"These reports suggest that the Special Counsel prepared his own summaries, intended for public consumption, which you chose to withhold in favor of your own ... If these recent reports are accurate and the Special Counsel’s office prepared summaries 'in a way that minimum redactions, if any, would have been necessary' ... then those summaries should be publicly released as soon as possible." Nadler said.

Nadler also asked that Barr turn over any "communications" between the DOJ and Mueller.

"In light of the reported disagreements between the Special Counsel’s office and yours, we also request that you produce to the Committee all communications between the Special Counsel’s office and the Department regarding the report, including those regarding the disclosure of the report to Congress, the disclosure of the report to the public, and those regarding your March 24 letter that purports to “summarize the principal conclusions reached by the Special Counsel and the results of his investigation,” Nadler's letter said.

Hours earlier, Trump blasted the New York Times report in a tweet, claiming it was based on “no legitimate sources” because speaking about the Mueller report “would be totally illegal.”

Nevertheless, in her statement Thursday, Kupec reiterated that Barr “does not believe the report should be released in 'serial or piecemeal fashion,'” referencing language Barr used in his letter to Congress two weeks ago.

In another letter last week, Barr said he was consulting with Mueller over how much of Mueller’s full report can be released, and that he expected a redacted version of the report would be released “by mid-April.”

He said he would have to redact secret grand jury information, classified information concerning sources and methods, and information tied to “peripheral” figures in the investigation.

According to Kupec, "every page” of Mueller’s report is marked with this warning: “May Contain Material Protected Under [federal law].”

In his letter of “principal conclusions” two weeks ago, Barr indicated that Mueller did find at least some evidence suggesting Trump tried to obstruct the federal probe of Russian interference in the 2016 presidential election.

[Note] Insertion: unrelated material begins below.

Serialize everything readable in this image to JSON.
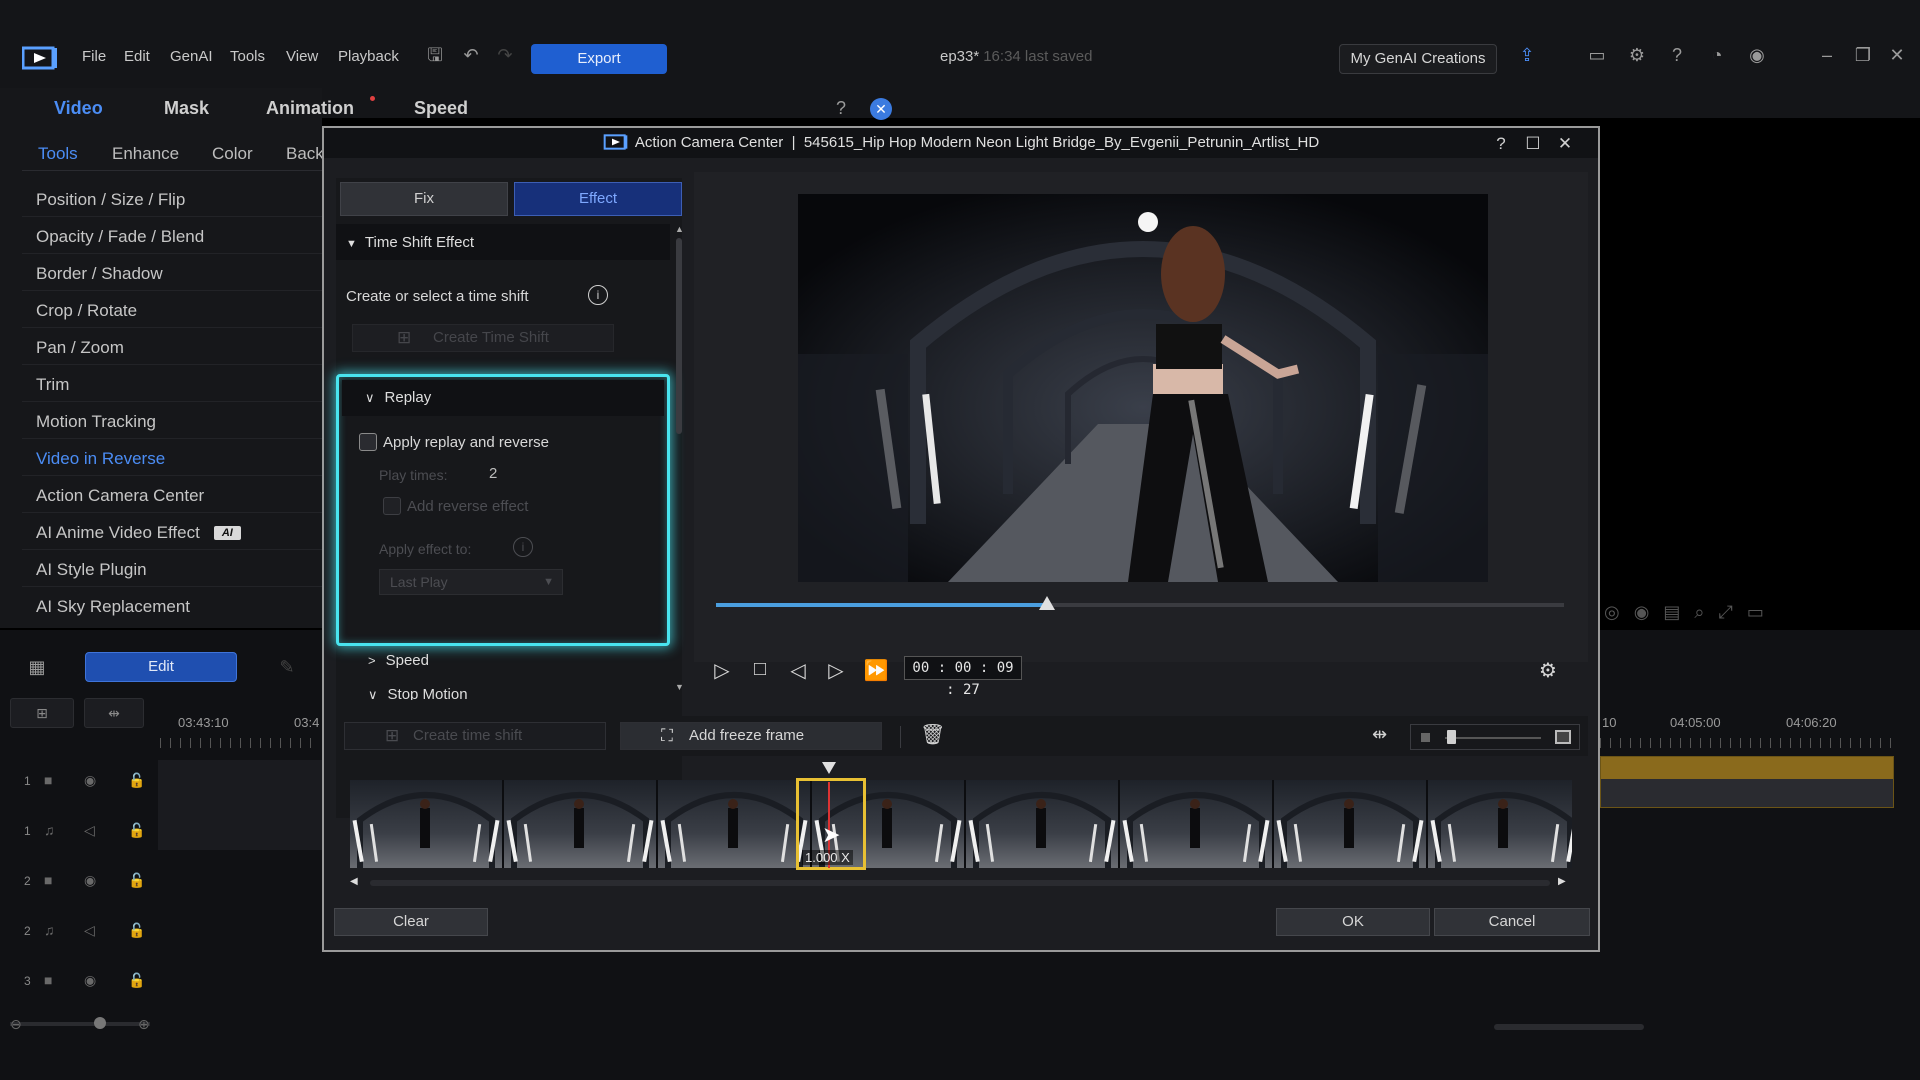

Mueller’s report "sets out evidence on both sides of the question," including evidence not in public view, according to Barr.

In fact, Barr said, Mueller wrote in his report that "while this report does not conclude that the President committed a crime, it also does not exonerate him."

But, according to Barr, he and Deputy Attorney General Rod Rosenstein ultimately decided there wasn’t "sufficient evidence to establish" a crime had been committed, especially because – as Barr saw it – Trump’s actions didn’t "constitute obstructive conduct" or have "corrupt intent."

Unlike the "independent counsel" who investigated Clinton and was supervised by a federal judge, Mueller was appointed under newer "special counsel" regulations that make him a part of the Justice Department – working under the attorney general as does any federal prosecutor.

Under those regulations, at the conclusion of Mueller’s investigation, Barr was required to provide Congress with “with an explanation of each action.” The regulations do not further detail Barr’s obligations.

However, federal regulations say a special counsel has "the full power and independent authority to exercise all investigative and prosecutorial functions of any [U.S.] Attorney," which operates “under the supervision and direction of the Attorney General.”

In Mueller’s case, the special counsel declined to "draw a conclusion" on whether the evidence he gathered warranted obstruction-of-justice charges against Trump, which “leaves it to the Attorney General” to decide, Barr said in his letter two weeks ago.

That letter, according to Barr, “was not, and did not purport to be, an exhaustive recounting of the Special Counsel’s investigation or report.”

“The Special Counsel’s report is nearly 400 pages long … and sets forth the Special Counsel’s findings, his analysis, and the reasons for his conclusions,” he said last week. “I do not believe it would be in the public’s interest for me to attempt to summarize the full report or to release it in serial or piecemeal fashion.”

ABC News' Ben Siegel contributed to this report.